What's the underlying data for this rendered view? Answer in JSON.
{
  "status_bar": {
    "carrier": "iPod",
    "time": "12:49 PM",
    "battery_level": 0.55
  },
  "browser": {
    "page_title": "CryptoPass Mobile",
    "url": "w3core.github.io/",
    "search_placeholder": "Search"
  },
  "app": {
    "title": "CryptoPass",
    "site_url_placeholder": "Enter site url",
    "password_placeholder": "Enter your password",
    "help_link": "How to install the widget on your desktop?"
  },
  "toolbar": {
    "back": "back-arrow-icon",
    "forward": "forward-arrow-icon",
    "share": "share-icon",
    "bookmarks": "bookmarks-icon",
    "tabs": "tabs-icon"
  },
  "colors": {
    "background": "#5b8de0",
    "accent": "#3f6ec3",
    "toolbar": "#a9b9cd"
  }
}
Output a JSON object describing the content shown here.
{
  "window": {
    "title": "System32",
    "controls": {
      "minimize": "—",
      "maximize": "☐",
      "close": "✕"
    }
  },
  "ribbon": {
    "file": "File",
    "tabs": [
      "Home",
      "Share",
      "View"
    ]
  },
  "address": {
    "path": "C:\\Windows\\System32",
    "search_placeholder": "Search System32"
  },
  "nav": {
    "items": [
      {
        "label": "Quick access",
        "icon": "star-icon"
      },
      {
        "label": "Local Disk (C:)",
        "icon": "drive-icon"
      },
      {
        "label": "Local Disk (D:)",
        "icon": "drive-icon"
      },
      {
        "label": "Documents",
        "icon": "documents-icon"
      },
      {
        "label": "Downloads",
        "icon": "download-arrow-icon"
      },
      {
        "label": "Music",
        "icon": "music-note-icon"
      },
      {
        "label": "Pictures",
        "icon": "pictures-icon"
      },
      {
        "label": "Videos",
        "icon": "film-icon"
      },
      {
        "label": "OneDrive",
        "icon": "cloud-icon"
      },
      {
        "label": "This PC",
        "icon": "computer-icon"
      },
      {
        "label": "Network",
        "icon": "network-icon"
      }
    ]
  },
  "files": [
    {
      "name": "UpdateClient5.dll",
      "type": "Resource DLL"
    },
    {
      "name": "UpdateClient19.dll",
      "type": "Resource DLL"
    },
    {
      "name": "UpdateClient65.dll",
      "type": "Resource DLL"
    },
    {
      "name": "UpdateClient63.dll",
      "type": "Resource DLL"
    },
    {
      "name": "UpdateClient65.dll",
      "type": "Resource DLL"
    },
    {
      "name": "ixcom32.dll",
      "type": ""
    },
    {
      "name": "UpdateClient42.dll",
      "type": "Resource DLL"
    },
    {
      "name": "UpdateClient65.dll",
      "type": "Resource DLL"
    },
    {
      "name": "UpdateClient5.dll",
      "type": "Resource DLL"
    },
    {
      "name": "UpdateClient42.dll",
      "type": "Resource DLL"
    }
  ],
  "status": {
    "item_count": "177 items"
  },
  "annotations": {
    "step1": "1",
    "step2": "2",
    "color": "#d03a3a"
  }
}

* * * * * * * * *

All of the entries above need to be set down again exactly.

What's the underlying data for this rendered view? Answer in JSON.
{
  "status_bar": {
    "carrier": "iPod",
    "time": "12:49 PM",
    "battery_level": 0.55
  },
  "browser": {
    "page_title": "CryptoPass Mobile",
    "url": "w3core.github.io/",
    "search_placeholder": "Search"
  },
  "app": {
    "title": "CryptoPass",
    "site_url_placeholder": "Enter site url",
    "password_placeholder": "Enter your password",
    "help_link": "How to install the widget on your desktop?"
  },
  "toolbar": {
    "back": "back-arrow-icon",
    "forward": "forward-arrow-icon",
    "share": "share-icon",
    "bookmarks": "bookmarks-icon",
    "tabs": "tabs-icon"
  },
  "colors": {
    "background": "#5b8de0",
    "accent": "#3f6ec3",
    "toolbar": "#a9b9cd"
  }
}
Output a JSON object describing the content shown here.
{
  "window": {
    "title": "System32",
    "controls": {
      "minimize": "—",
      "maximize": "☐",
      "close": "✕"
    }
  },
  "ribbon": {
    "file": "File",
    "tabs": [
      "Home",
      "Share",
      "View"
    ]
  },
  "address": {
    "path": "C:\\Windows\\System32",
    "search_placeholder": "Search System32"
  },
  "nav": {
    "items": [
      {
        "label": "Quick access",
        "icon": "star-icon"
      },
      {
        "label": "Local Disk (C:)",
        "icon": "drive-icon"
      },
      {
        "label": "Local Disk (D:)",
        "icon": "drive-icon"
      },
      {
        "label": "Documents",
        "icon": "documents-icon"
      },
      {
        "label": "Downloads",
        "icon": "download-arrow-icon"
      },
      {
        "label": "Music",
        "icon": "music-note-icon"
      },
      {
        "label": "Pictures",
        "icon": "pictures-icon"
      },
      {
        "label": "Videos",
        "icon": "film-icon"
      },
      {
        "label": "OneDrive",
        "icon": "cloud-icon"
      },
      {
        "label": "This PC",
        "icon": "computer-icon"
      },
      {
        "label": "Network",
        "icon": "network-icon"
      }
    ]
  },
  "files": [
    {
      "name": "UpdateClient5.dll",
      "type": "Resource DLL"
    },
    {
      "name": "UpdateClient19.dll",
      "type": "Resource DLL"
    },
    {
      "name": "UpdateClient65.dll",
      "type": "Resource DLL"
    },
    {
      "name": "UpdateClient63.dll",
      "type": "Resource DLL"
    },
    {
      "name": "UpdateClient65.dll",
      "type": "Resource DLL"
    },
    {
      "name": "ixcom32.dll",
      "type": ""
    },
    {
      "name": "UpdateClient42.dll",
      "type": "Resource DLL"
    },
    {
      "name": "UpdateClient65.dll",
      "type": "Resource DLL"
    },
    {
      "name": "UpdateClient5.dll",
      "type": "Resource DLL"
    },
    {
      "name": "UpdateClient42.dll",
      "type": "Resource DLL"
    }
  ],
  "status": {
    "item_count": "177 items"
  },
  "annotations": {
    "step1": "1",
    "step2": "2",
    "color": "#d03a3a"
  }
}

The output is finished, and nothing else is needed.